VD: One of my favorite musical sequences was during the battle between the lava Titan and Gun Robot at the harbor. How did you come up with the sound for that scene? Were there any influences you drew from?
JD: One of the challenges of scoring the Titans was that there were three Titans that were all sort of the same kind of creature, though they were all a little bit different too. So, I wanted to have that one four-note brass motif that said very simply and powerfully, “This is a Titan.” After that I just subtly changed and customized each Titan to have its own version of that four-note brass motif, while also making sure that it was obvious that this was the world of the Titans that you were entering when they were on the screen.
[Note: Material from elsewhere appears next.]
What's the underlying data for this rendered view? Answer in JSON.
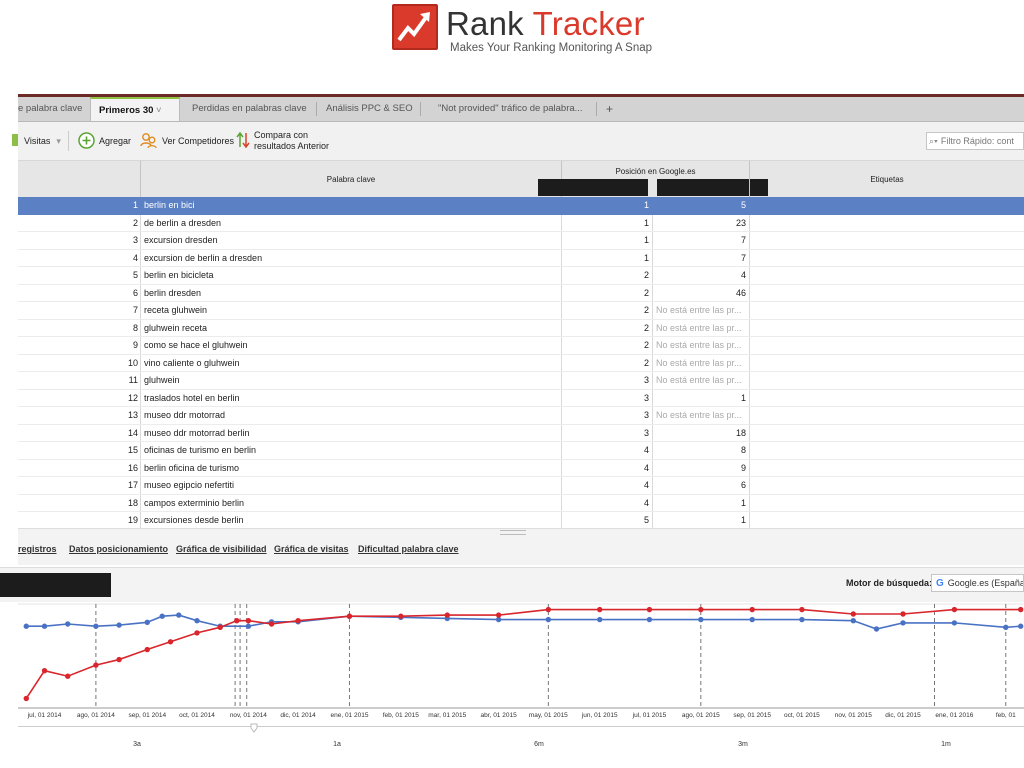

The battle scenes in this film were about as complex as any I’ve ever done, and I think I’ve done quite a few at this point in time! It is really time consuming to do this moment-by-moment action scoring where you are trying to keep the themes intact while also following the very important storylines of the fight itself—the ups and downs, the punches and the counter-punches. It was a lot of tinkering, but it was a lot of fun to see it up there on the big screen, as we did the other night, and see it all fall together like that.
VD: Considering all the factors at play–like the fact that this is a feature finale to an 88-episode, 3-part fantasy series and that de Toro and his team wanted this finale to be more epic than any Tales of Arcadia story they’d done before—was anything intimidating, or uniquely challenging with the scoring the film?
JD: Animation action music is a real workout. You can work all day and all night and only write a minute of this stuff, so a score like this is very work-intensive. The real challenge in this score was bringing together all these musical motifs that coalesced with the storylines from the film itself and having it all make sense in one movie.
I didn’t want it to be a dog’s breakfast of different styles and ideas. 3Below had its own sound and Wizards had its own sound and Rise of The Titans also had some new ideas. Bringing those three sounds all together so that it made sense, but also clearly referenced the characters of the earlier series, was the challenge. It was a lot of fun, but it took a while to figure it out.
VD: You also worked on the animated film Onward, which has a lot of similar concepts to Tales of Arcadia. How has this latest experience stood out for you among other projects?
JD: There are certainly some similarities between a film like Onward, which is a beautiful Pixar movie, and the fantasy world of a Guillermo del Toro project. The difference is that this was a much longer story. It was four years of work spread-out over 40 episodes by the time all three of those series wrapped up.
This was a storyline where one had to sustain the interest in the music over a big stretch of time. I was always trying to connect with the audience and call them back to the things I wanted to draw their attention to and hopefully, I did a good job of that.
VD: What did you think when you finally saw the music and final animation all put together?
JD: We saw the film all together in the movie theater the other night, and I thought that was awesome. I thought the visual effects were crazy and the film is something Guillermo is very proud of, as he should be!
VD: Looking back on your musical journey with these characters, what will you miss most about composing/creating music for them and their life adventures?
JD: I got quite attached to many of those themes all through the process and I really enjoyed being able to call back something like Aja’s theme for example, when she lands her spaceship Rise of The Titans and Krel sees her for the first time. The themes are like old friends to me, and I’ll miss these characters and this world and those themes. I’m grateful we got to bring it to a proper ending, and this is something I’m proud to have included in the library of my career.